Liven up, dudes!

My (Art) History

Way, way back in college, I’d been an Art History major. I knew even then that I wasn’t going to work in a museum or gallery — I wasn’t sophisticated, and quite frankly, I didn’t like talking or reading about art when I didn’t have to for my classes. I chose it because I’d gotten to my sophomore year, we had to choose a major, and I’d been taking an introductory art history class that was easy and therefore more enjoyable than my English or Psychiatry classes. Oh, how I wish I’d gone to college at 30 instead of 20!

Not sophisticated? My hair begs to differ!

The Art History major also demanded that we take a certain number of Fine Arts classes. I’d never been able to draw — which I now realize means I’d never learned to draw — and that precluded me from thinking I could ever be an artist and from diving in and being a Fine Arts major, which is what I really should’ve done in the first place. I’d thought Art belonged solely to those kids in high school who were always sitting around with sketchbooks and didn’t even mind when you looked over their shoulders, because their lines were always strong and sure, so unlike the timid little scratches I created whenever I’d give drawing a try. Instead, for these Fine Arts classes, I stuck with the decorative arts, jewelry and ceramics, which seemed like something a non-artist like myself could do and love.
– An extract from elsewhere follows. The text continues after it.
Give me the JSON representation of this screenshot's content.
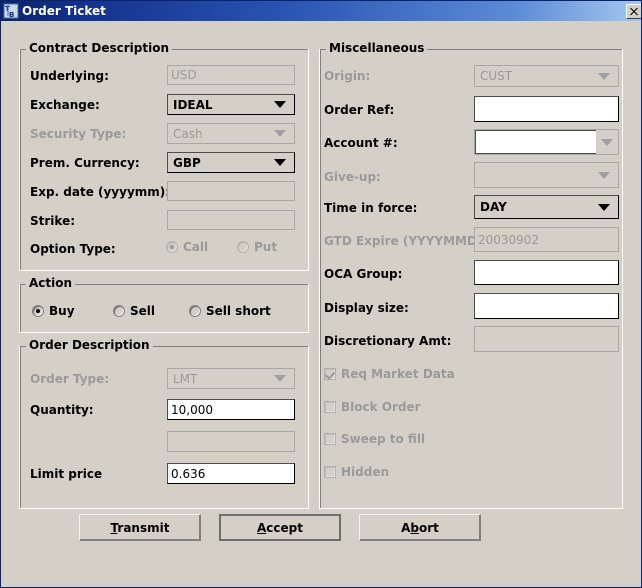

But despite my intimidation in college, I was always curious about painting. After moving to Maine with my then-new husband, Pete, I took a class at a local college which shall go nameless. Mind you, I loved the class. I bought some student-grade paints, set up a little studio in our apartment, and spent a good chunk of time attempting to paint difficult things like metal spoons. And I did learn a couple of tricks, like how to measure the relative width of things using your pencil, and how to… well, I’m sure there must’ve been other tricks; it was an expensive class. But I didn’t learn in any kind of systematic way, I never improved very much, and eventually I sold my easel and moved on to other interests and hobbies.




Why now?
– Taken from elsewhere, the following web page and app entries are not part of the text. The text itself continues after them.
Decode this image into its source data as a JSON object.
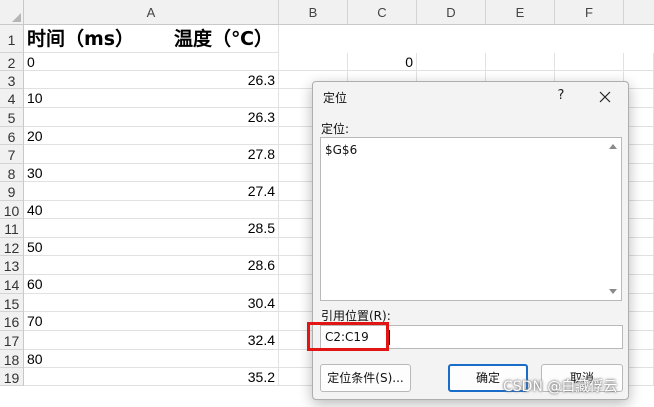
{
  "columns": [
    "A",
    "B",
    "C",
    "D",
    "E",
    "F"
  ],
  "rows": [
    "1",
    "2",
    "3",
    "4",
    "5",
    "6",
    "7",
    "8",
    "9",
    "10",
    "11",
    "12",
    "13",
    "14",
    "15",
    "16",
    "17",
    "18",
    "19"
  ],
  "cells": {
    "a1_time": "时间（ms）",
    "a1_temp": "温度（℃）",
    "a2": "0",
    "c2": "0",
    "a3": "26.3",
    "a4": "10",
    "a5": "26.3",
    "a6": "20",
    "a7": "27.8",
    "a8": "30",
    "a9": "27.4",
    "a10": "40",
    "a11": "28.5",
    "a12": "50",
    "a13": "28.6",
    "a14": "60",
    "a15": "30.4",
    "a16": "70",
    "a17": "32.4",
    "a18": "80",
    "a19": "35.2"
  },
  "dialog": {
    "title": "定位",
    "help": "?",
    "goto_label": "定位:",
    "goto_items": [
      "$G$6"
    ],
    "ref_label": "引用位置(R):",
    "ref_value": "C2:C19",
    "special_button": "定位条件(S)...",
    "ok_button": "确定",
    "cancel_button": "取消"
  },
  "watermark": "CSDN @白藏俘云",
  "colors": {
    "highlight": "#e21414",
    "accent": "#1a6cc9"
  }
}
Every Christmas, my very generous, very loaded Aunt gives my husband and me a check for $500. For a couple in their middle years (I’m 48) with steady incomes, $500 is not life-changing money, but even my allotted half feels like a chance to be wildly, selfishly impractical in a way that I normally never am. I don’t think of my daughter when I think about how to spend that money; I don’t think about beefing up our meager savings or re-enameling our rusting bathtub. I think about Botox, or an Etsy splurge, or something full price from Anthropologie. I think about that check all year long.

Last November brought the MCAD (Minneapolis College of Art and Design) Art Sale, an uber-popular annual event that I’d never attended. I love decorcarefully filling my home with unique and wabi-sabi things I’d collected through the years – but the word Art sounded expensive. Still, it was free to attend, and our friend Gerry, who worked at the school, assured us that it was student work and therefore cheap. Maybe I could finally find something to replace the Ikea poster in our bedroom.
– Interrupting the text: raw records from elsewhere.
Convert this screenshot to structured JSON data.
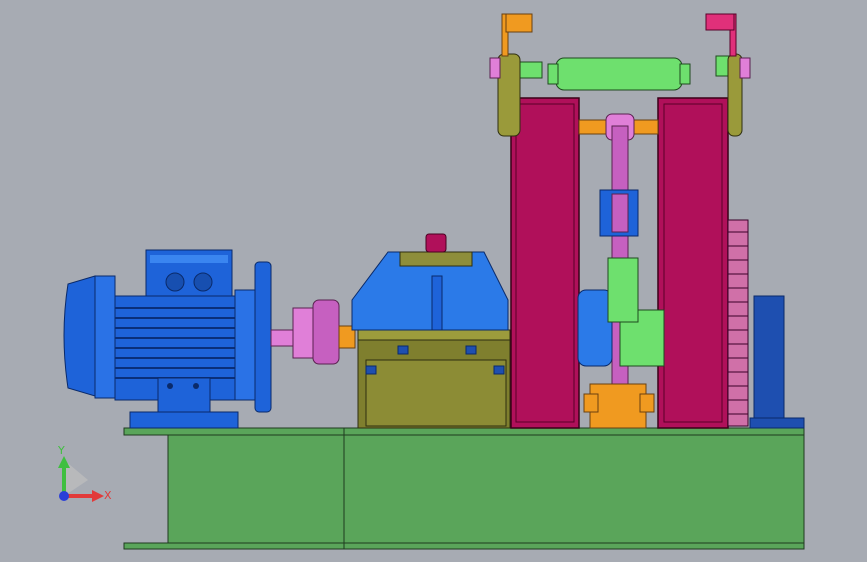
{
  "viewport": {
    "background": "#a7abb3"
  },
  "triad": {
    "y_label": "Y",
    "x_label": "X",
    "y_color": "#3fbf3f",
    "x_color": "#e23a3a",
    "origin_color": "#2a3fd8"
  },
  "colors": {
    "base_frame": "#5aa55a",
    "motor": "#1e63d9",
    "gearbox_top": "#2b7ae8",
    "gearbox_housing": "#7f7f2e",
    "coupling": "#e07fd8",
    "roller_frame": "#b0105a",
    "roller_green": "#6ee06e",
    "gear": "#c03a8a",
    "bracket_orange": "#f09a20",
    "lever_olive": "#9a9a3a"
  }
}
We went. It was, indeed, cheap – and expensive, low-brow and high-brow and everything in-between. Bad drawings of toilets and perfect little portraits of grandmothers. Photos, and jewelry, and wall-sized paintings of someone’s nipple. I bought two little prints for ten dollars each and came away knowing how to spend this year’s Aunt-money.

I decided to learn to paint.

Me, with husband Pete, daughter Olive (look hard!), and Governor Dayton at the Minnesota State Fair. Yeah, we’re buds.